Mainers United for Marriage, the group seeking to pass marriage equality in Maine via a ballot measure this November, held a press conference today to express their unhappiness with the ballot language Maine Secretary of State Charlie Summers released a week ago, which reads:
While that language appears simple and clear, marriage equality supporters are concerned that it does not properly reflect the religious protections that would be assured by passage of the law.
Matt McTighe, campaign manager for Mainers United for Marriage says the law, if passed would actually do something else as well: "It would add a new section to Maine's marriage law to strengthen and protect religious freedom by ensuring that no church or clergy be required to perform or host any marriage that goes against their religious beliefs," McTighe said at a news conference today.
McTighe says that language was included in the petition that gathered 105,000 signatures to put the question on the ballot. Regardless of what the final question says in November, those religious protections will be included in the law. But McTighe says Mainers should be clear on what they're voting for.
There is another reason McTighe wants language about religious freedom in the ballot question. "Opponents of marriage are already trying to scare voters into thinking their church could be forced to perform or recognize same-sex marriages or that their tax exempt status would somehow be put at risk.
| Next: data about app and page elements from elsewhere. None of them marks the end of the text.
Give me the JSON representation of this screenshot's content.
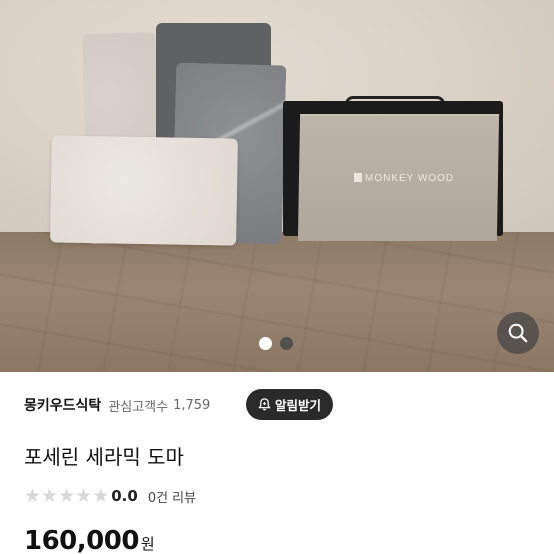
{
  "photo": {
    "box_logo_text": "MONKEY WOOD",
    "carousel": {
      "total": 2,
      "active_index": 0
    },
    "zoom_icon": "search-icon"
  },
  "store": {
    "name": "몽키우드식탁",
    "followers_label": "관심고객수",
    "followers_count": "1,759",
    "notify_label": "알림받기",
    "notify_icon": "bell-plus-icon"
  },
  "product": {
    "title": "포세린 세라믹 도마",
    "rating": "0.0",
    "stars_filled": 0,
    "stars_total": 5,
    "review_label": "0건 리뷰",
    "price": "160,000",
    "currency": "원"
  },
  "colors": {
    "notify_bg": "#2a2a2a",
    "star_empty": "#d8d8d8",
    "dot_active": "#ffffff",
    "dot_inactive": "#505050"
  }
}
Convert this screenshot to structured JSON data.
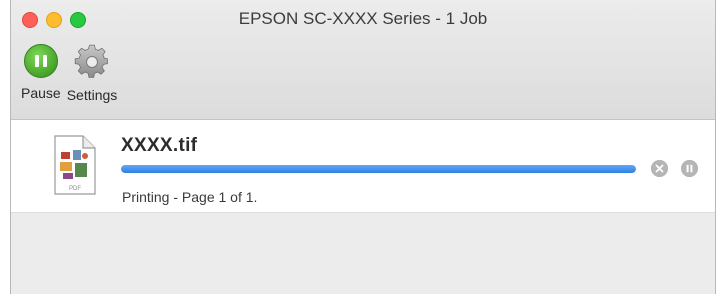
{
  "window": {
    "title": "EPSON SC-XXXX Series - 1 Job"
  },
  "toolbar": {
    "pause_label": "Pause",
    "settings_label": "Settings"
  },
  "job": {
    "name": "XXXX.tif",
    "status": "Printing - Page 1 of 1.",
    "progress_fraction": 1.0,
    "icon_caption": "PDF"
  },
  "colors": {
    "pause_green": "#45a329",
    "progress_blue": "#2e7fe6",
    "close": "#fe5f57",
    "minimize": "#febc2e",
    "maximize": "#28c840"
  },
  "icons": [
    "close-window",
    "minimize-window",
    "maximize-window",
    "pause-icon",
    "gear-icon",
    "document-icon",
    "cancel-icon",
    "pause-job-icon"
  ]
}
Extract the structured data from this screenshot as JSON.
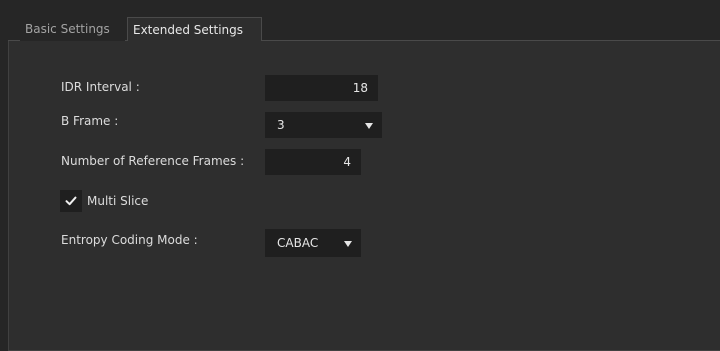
{
  "tabs": {
    "basic": "Basic Settings",
    "extended": "Extended Settings",
    "active": "extended"
  },
  "form": {
    "idr_interval": {
      "label": "IDR Interval :",
      "value": "18"
    },
    "b_frame": {
      "label": "B Frame :",
      "value": "3"
    },
    "reference_frames": {
      "label": "Number of Reference Frames :",
      "value": "4"
    },
    "multi_slice": {
      "label": "Multi Slice",
      "checked": true
    },
    "entropy_coding": {
      "label": "Entropy Coding Mode :",
      "value": "CABAC"
    }
  },
  "icons": {
    "check": "checkmark-icon",
    "dropdown": "chevron-down-icon"
  },
  "colors": {
    "background": "#262626",
    "panel": "#2e2e2e",
    "field": "#1f1f1f",
    "text": "#dcdcdc"
  }
}
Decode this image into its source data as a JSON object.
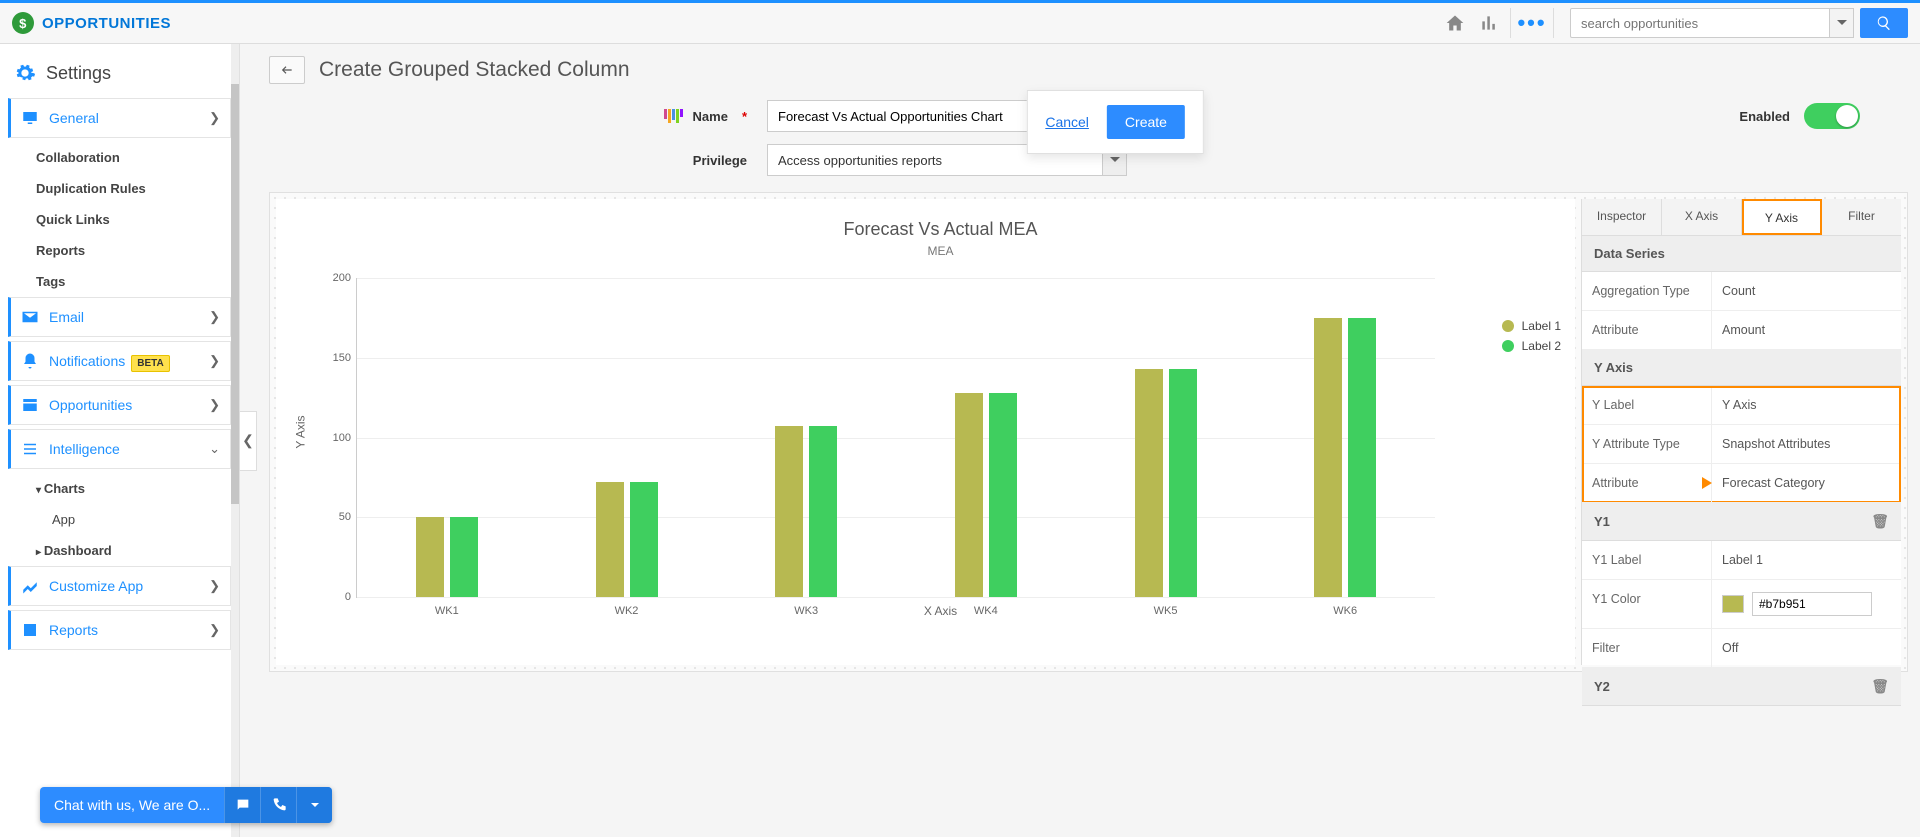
{
  "brand": "OPPORTUNITIES",
  "search": {
    "placeholder": "search opportunities"
  },
  "settings_header": "Settings",
  "sidebar": {
    "general": "General",
    "general_children": [
      "Collaboration",
      "Duplication Rules",
      "Quick Links",
      "Reports",
      "Tags"
    ],
    "email": "Email",
    "notifications": "Notifications",
    "beta": "BETA",
    "opportunities": "Opportunities",
    "intelligence": "Intelligence",
    "intelligence_children": {
      "charts": "Charts",
      "app": "App",
      "dashboard": "Dashboard"
    },
    "customize": "Customize App",
    "reports": "Reports"
  },
  "page": {
    "title": "Create Grouped Stacked Column",
    "cancel": "Cancel",
    "create": "Create",
    "name_label": "Name",
    "name_value": "Forecast Vs Actual Opportunities Chart",
    "privilege_label": "Privilege",
    "privilege_value": "Access opportunities reports",
    "enabled_label": "Enabled"
  },
  "chart_data": {
    "type": "bar",
    "title": "Forecast Vs Actual MEA",
    "subtitle": "MEA",
    "xlabel": "X Axis",
    "ylabel": "Y Axis",
    "ylim": [
      0,
      200
    ],
    "yticks": [
      0,
      50,
      100,
      150,
      200
    ],
    "categories": [
      "WK1",
      "WK2",
      "WK3",
      "WK4",
      "WK5",
      "WK6"
    ],
    "series": [
      {
        "name": "Label 1",
        "color": "#b7b951",
        "values": [
          50,
          72,
          107,
          128,
          143,
          175
        ]
      },
      {
        "name": "Label 2",
        "color": "#3fcf5f",
        "values": [
          50,
          72,
          107,
          128,
          143,
          175
        ]
      }
    ]
  },
  "inspector": {
    "tabs": [
      "Inspector",
      "X Axis",
      "Y Axis",
      "Filter"
    ],
    "active_tab": "Y Axis",
    "data_series_header": "Data Series",
    "aggregation_type_k": "Aggregation Type",
    "aggregation_type_v": "Count",
    "attribute_k": "Attribute",
    "attribute_v": "Amount",
    "yaxis_header": "Y Axis",
    "ylabel_k": "Y Label",
    "ylabel_v": "Y Axis",
    "yattrtype_k": "Y Attribute Type",
    "yattrtype_v": "Snapshot Attributes",
    "yattr_k": "Attribute",
    "yattr_v": "Forecast Category",
    "y1_header": "Y1",
    "y1label_k": "Y1 Label",
    "y1label_v": "Label 1",
    "y1color_k": "Y1 Color",
    "y1color_v": "#b7b951",
    "filter_k": "Filter",
    "filter_v": "Off",
    "y2_header": "Y2"
  },
  "chat": "Chat with us, We are O..."
}
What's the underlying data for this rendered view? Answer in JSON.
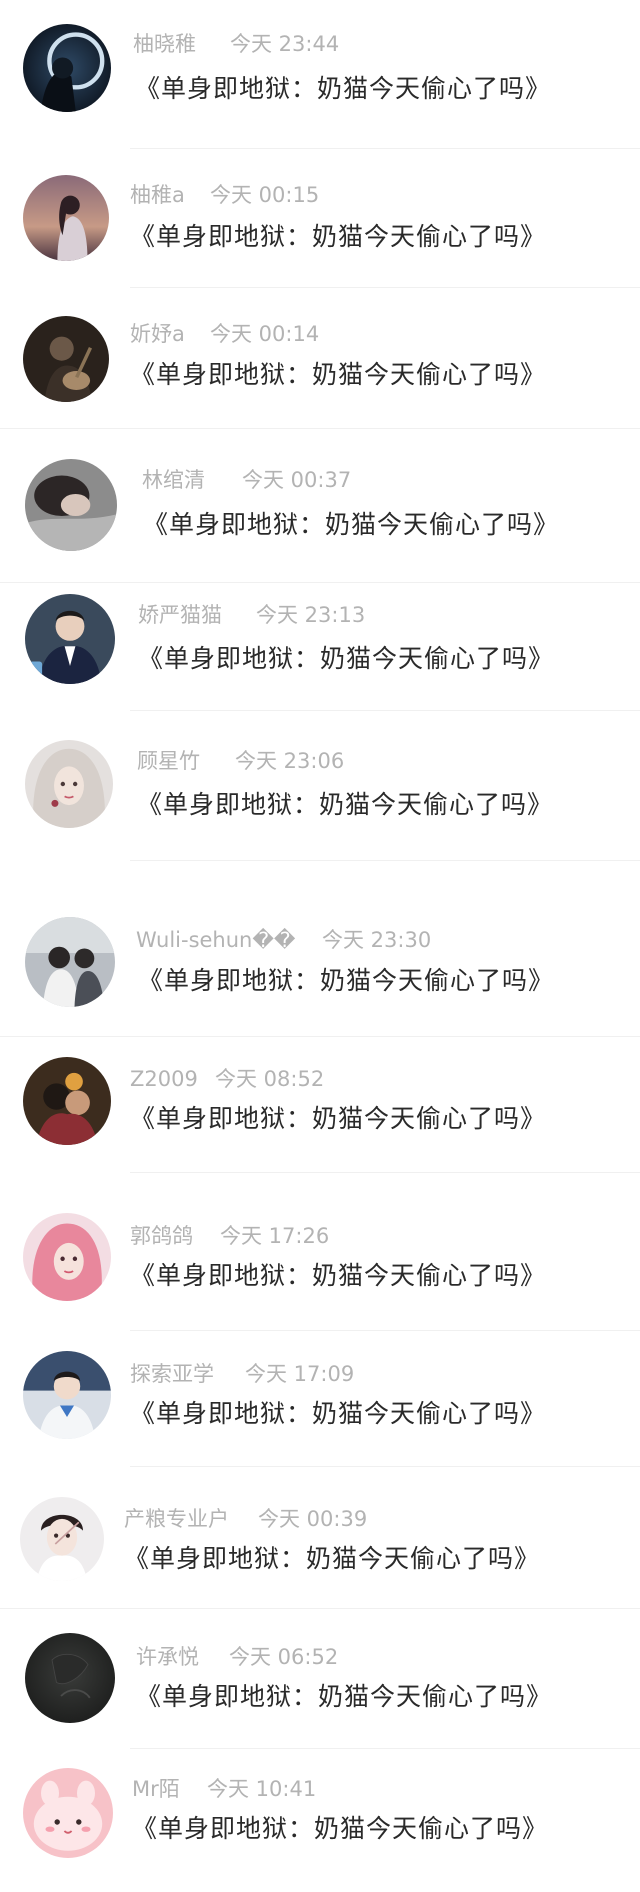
{
  "feed": {
    "items": [
      {
        "username": "柚晓稚",
        "time": "今天 23:44",
        "message": "《单身即地狱：奶猫今天偷心了吗》",
        "avatar": "moon-night-avatar"
      },
      {
        "username": "柚稚a",
        "time": "今天 00:15",
        "message": "《单身即地狱：奶猫今天偷心了吗》",
        "avatar": "girl-sunset-avatar"
      },
      {
        "username": "妡妤a",
        "time": "今天 00:14",
        "message": "《单身即地狱：奶猫今天偷心了吗》",
        "avatar": "guitar-person-avatar"
      },
      {
        "username": "林绾清",
        "time": "今天 00:37",
        "message": "《单身即地狱：奶猫今天偷心了吗》",
        "avatar": "girl-lying-avatar"
      },
      {
        "username": "娇严猫猫",
        "time": "今天 23:13",
        "message": "《单身即地狱：奶猫今天偷心了吗》",
        "avatar": "boy-suit-avatar"
      },
      {
        "username": "顾星竹",
        "time": "今天 23:06",
        "message": "《单身即地狱：奶猫今天偷心了吗》",
        "avatar": "platinum-hair-girl-avatar"
      },
      {
        "username": "Wuli-sehun��",
        "time": "今天 23:30",
        "message": "《单身即地狱：奶猫今天偷心了吗》",
        "avatar": "car-couple-avatar"
      },
      {
        "username": "Z2009",
        "time": "今天 08:52",
        "message": "《单身即地狱：奶猫今天偷心了吗》",
        "avatar": "couple-embrace-avatar"
      },
      {
        "username": "郭鸽鸽",
        "time": "今天 17:26",
        "message": "《单身即地狱：奶猫今天偷心了吗》",
        "avatar": "pink-hair-girl-avatar"
      },
      {
        "username": "探索亚学",
        "time": "今天 17:09",
        "message": "《单身即地狱：奶猫今天偷心了吗》",
        "avatar": "boy-blue-collar-avatar"
      },
      {
        "username": "产粮专业户",
        "time": "今天 00:39",
        "message": "《单身即地狱：奶猫今天偷心了吗》",
        "avatar": "young-man-portrait-avatar"
      },
      {
        "username": "许承悦",
        "time": "今天 06:52",
        "message": "《单身即地狱：奶猫今天偷心了吗》",
        "avatar": "dark-sketch-avatar"
      },
      {
        "username": "Mr陌",
        "time": "今天 10:41",
        "message": "《单身即地狱：奶猫今天偷心了吗》",
        "avatar": "pink-cartoon-avatar"
      }
    ]
  }
}
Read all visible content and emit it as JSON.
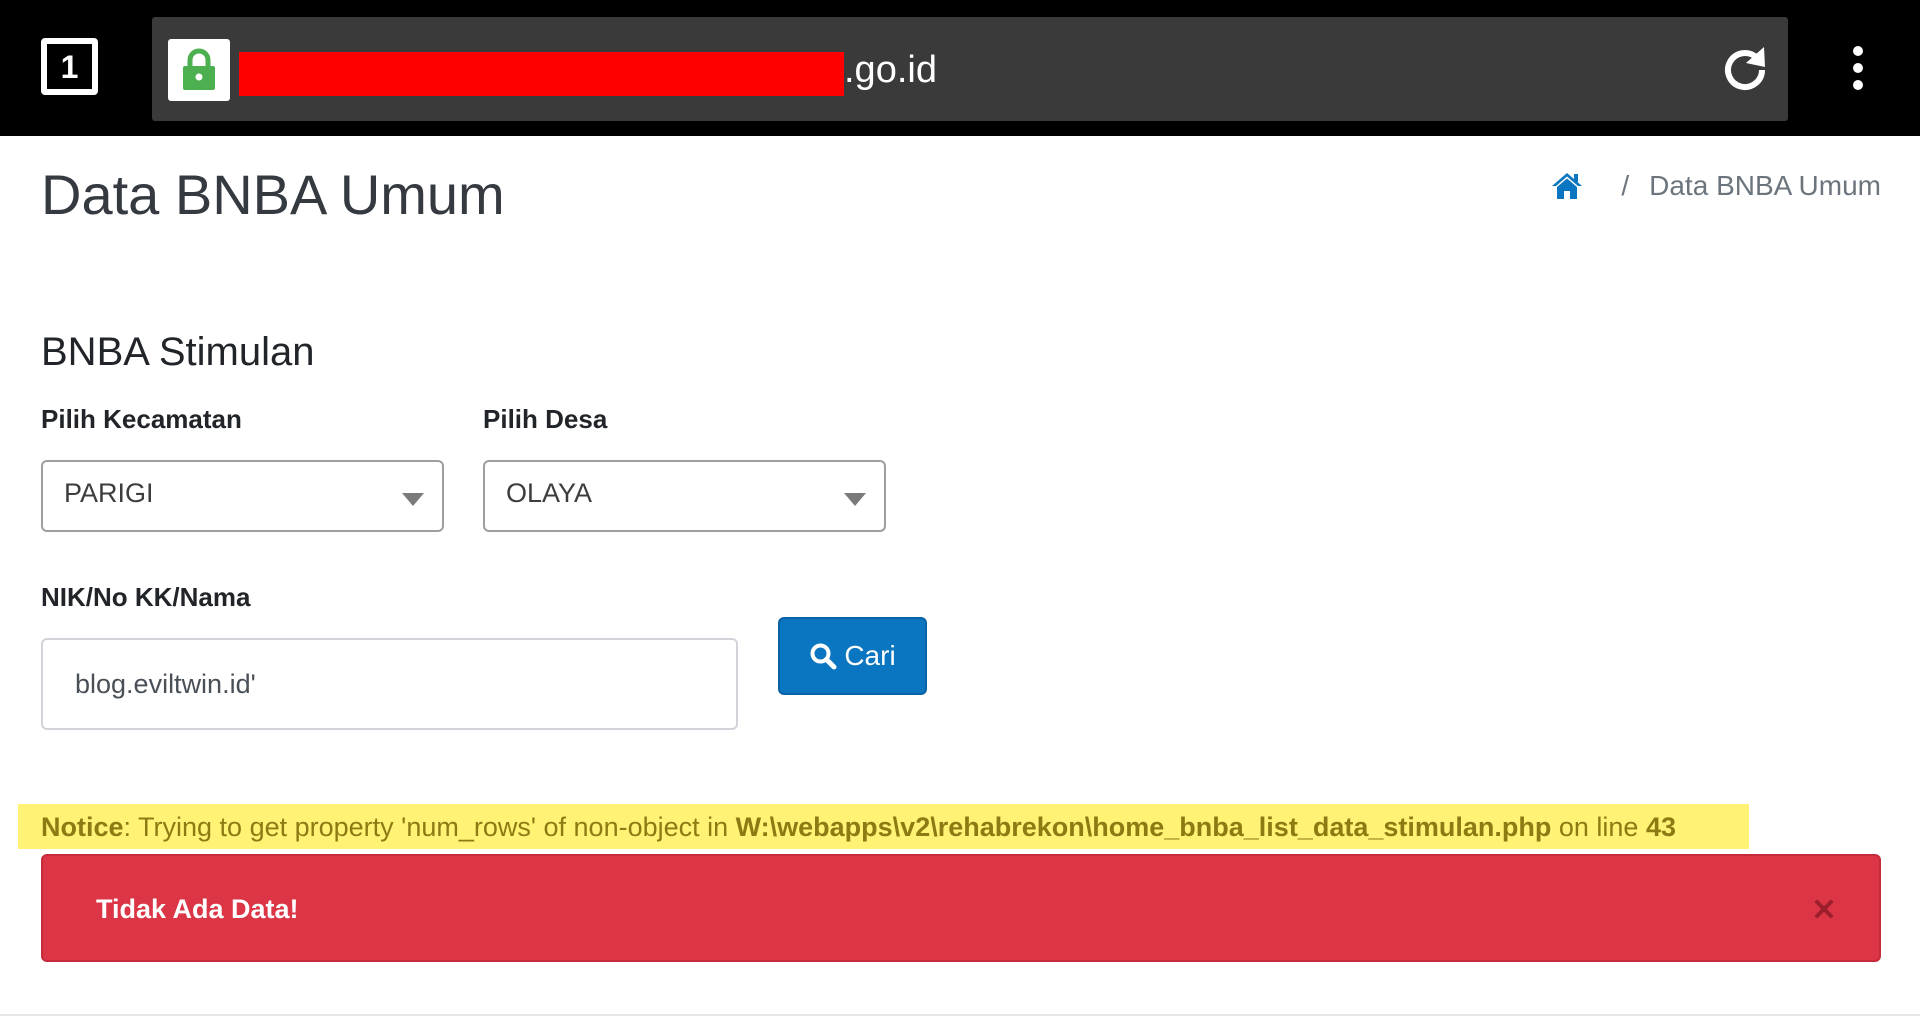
{
  "browser": {
    "tab_count": "1",
    "url_suffix": ".go.id",
    "icons": {
      "lock": "lock-icon",
      "reload": "reload-icon",
      "menu": "more-vert-icon"
    }
  },
  "header": {
    "title": "Data BNBA Umum",
    "breadcrumb": {
      "home_icon": "home-icon",
      "separator": "/",
      "current": "Data BNBA Umum"
    }
  },
  "form": {
    "section_title": "BNBA Stimulan",
    "kecamatan": {
      "label": "Pilih Kecamatan",
      "value": "PARIGI"
    },
    "desa": {
      "label": "Pilih Desa",
      "value": "OLAYA"
    },
    "search": {
      "label": "NIK/No KK/Nama",
      "value": "blog.eviltwin.id'"
    },
    "button_label": "Cari"
  },
  "notice": {
    "prefix": "Notice",
    "message": ": Trying to get property 'num_rows' of non-object in ",
    "file": "W:\\webapps\\v2\\rehabrekon\\home_bnba_list_data_stimulan.php",
    "on_line_text": " on line ",
    "line": "43"
  },
  "alert": {
    "message": "Tidak Ada Data!",
    "close_icon": "close-icon"
  },
  "colors": {
    "chrome_bg": "#000000",
    "urlbar_bg": "#3a3a3a",
    "lock_green": "#4caf50",
    "redaction": "#ff0000",
    "primary": "#0a75c0",
    "notice_bg": "#fff275",
    "notice_text": "#8a7c12",
    "danger": "#dc3545"
  }
}
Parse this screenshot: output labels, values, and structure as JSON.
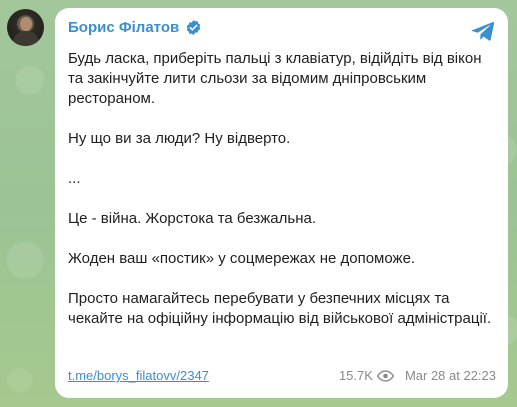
{
  "channel": {
    "name": "Борис Філатов"
  },
  "post": {
    "paragraphs": [
      "Будь ласка, приберіть пальці з клавіатур, відійдіть від вікон та закінчуйте лити сльози за відомим дніпровським рестораном.",
      "Ну що ви за люди? Ну відверто.",
      "...",
      "Це - війна. Жорстока та безжальна.",
      "Жоден ваш «постик» у соцмережах не допоможе.",
      "Просто намагайтесь перебувати у безпечних місцях та чекайте на офіційну інформацію від військової адміністрації."
    ],
    "link": "t.me/borys_filatovv/2347",
    "views": "15.7K",
    "timestamp": "Mar 28 at 22:23"
  },
  "icons": {
    "verified": "verified-badge-icon",
    "share": "telegram-share-icon",
    "views": "eye-icon"
  },
  "colors": {
    "accent": "#3a8fcf",
    "background": "#9fc49a",
    "bubble": "#ffffff",
    "meta": "#8a8a8a"
  }
}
Nothing could be further from the truth," he said.
Christian groups are also trying to change the language – to have it ask "if the people of Maine want to redefine marriage."
At the Secretary of State's office, spokesperson Megan Sanborn says they've received many responses to the ballot question in the week since they initially released the draft wording. "Those comments range from wanting to add something to the question, and some people really like the simplicity of the question and appreciate that, so we've kind of gotten a wide rage of responses," she says.
Sanborn says once the public comment period is over in a few weeks, the secretary of state will decide whether to revise it.
Watch Pastor Michael Gray from the United Methodist Church in Old Orchard Beach, who was the lead signer of the pro-marriage equality petition speak at the presser, AFTER THE JUMP…